Charles E. Rounds, Jr.
Contact

The Delaware Chancery Court [In re Estate of Tigani, C.A No. 7339-ML (Del. Ch. Ct. Feb. 12, 2016)] has confirmed that the donee of a limited testamentary power of appointment may not irrevocably, immediately, and effectively exercise it inter vivos by contract. Tigani was not about whether a contract-to-exercise might ultimately be enforceable but whether actual execution of the “contract” was a present exercise of the power such that the takers in default of exercise, in this case the designated trust remaindermen, lost their status as trust beneficiaries to the extent they were not also appointees. Here are the facts: Widow had three children (D1, D2, D3). She was trustee of her late husband’s trust, its current beneficiary, and donee of a limited testamentary power of appointment. The three were takers in default of exercise and permissible appointees. She and (D3) had a falling out. D3 sued widow for breach of trust. Widow “contracted” with D1 and D2 to exercise the power in their favor. If the power had been effectively and immediately exercised, D3 would no longer have been a taker in default. Being no longer a trust beneficiary as a consequence, he would lack standing to continue the equity action against widow. The Master essentially said to widow: “Nice try, but...” First, the power is not presently exercisable, it is only exercisable at the death of the donee; second, in this case enforcement of the “contract” would constitute a fraud on the power as widow though not a permissible appointee would nonetheless be benefiting from the power’s exercise, D1 and D2 having agreed as consideration for the exercise in their favor to assist widow for life with care and maintenance. Relevant sections of Loring and Rounds: A Trustee’s Handbook: §5.1 (who qualifies as a trust beneficiary); §8.1.1 (limited testamentary powers); §8.15.26 (fraud on special powers). Section 5.1 is reproduced in its entirety below.
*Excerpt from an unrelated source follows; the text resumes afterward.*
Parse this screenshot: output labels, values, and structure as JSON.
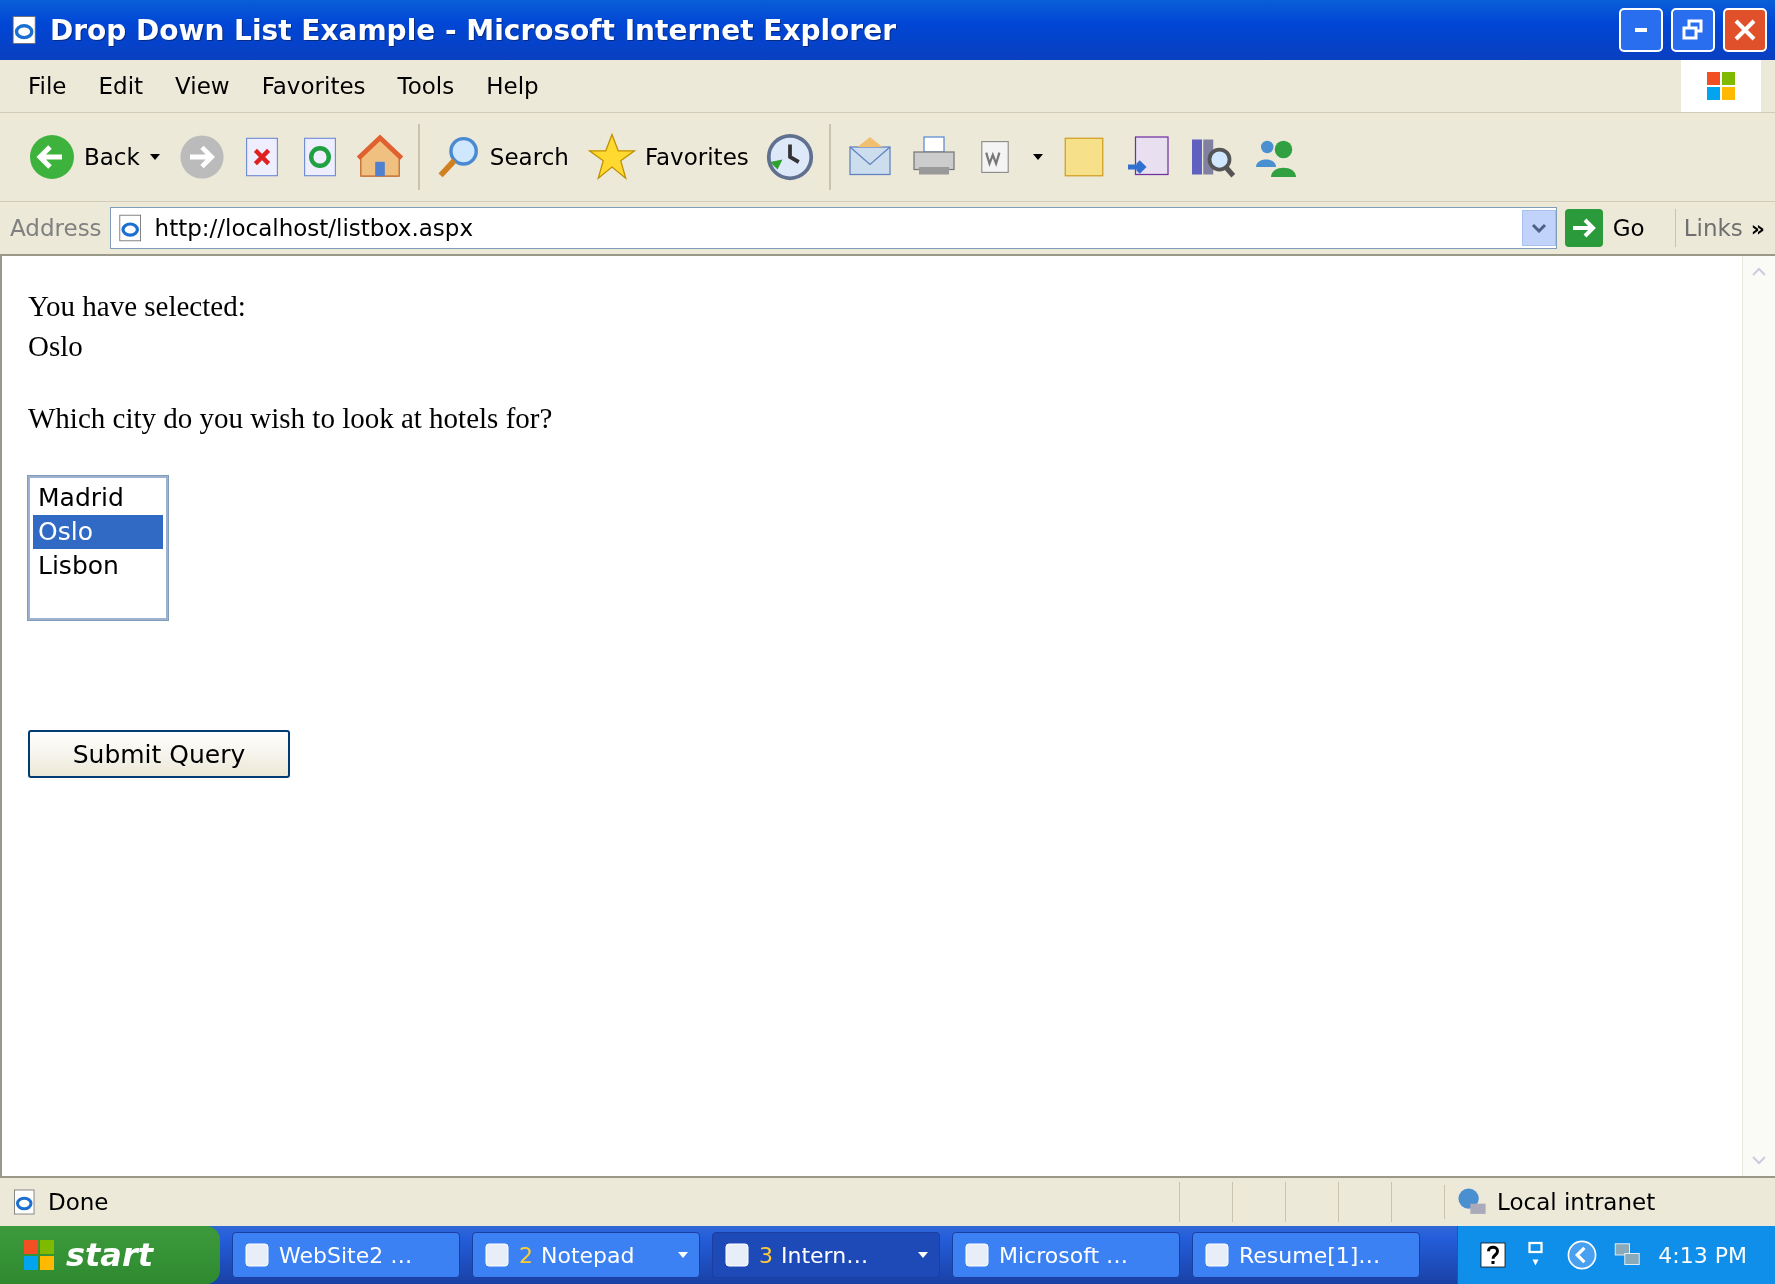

LOADING PDF: If there are any problems, click here to download the file.

DISCLAIMER: Because of the generality of this update, the information provided herein may not be applicable in all situations and should not be acted upon without specific legal advice based on particular situations.

© Charles E. Rounds, Jr., Suffolk University Law School | Attorney Advertising

Written by:

Charles E. Rounds, Jr.
Contact
more
less

Suffolk University Law School on:

Reporters on Deadline

"My best business intelligence, in one easy email…"

Your first step to building a free, personalized, morning email brief covering pertinent authors and topics on JD Supra:
*By using the service, you signify your acceptance of JD Supra's Privacy Policy.
Custom Email Digest
- hide
- hide

This website uses cookies to improve user experience, track anonymous site usage, store authorization tokens and permit sharing on social media networks. By continuing to browse this website you accept the use of cookies. Click here to read more about how we use cookies.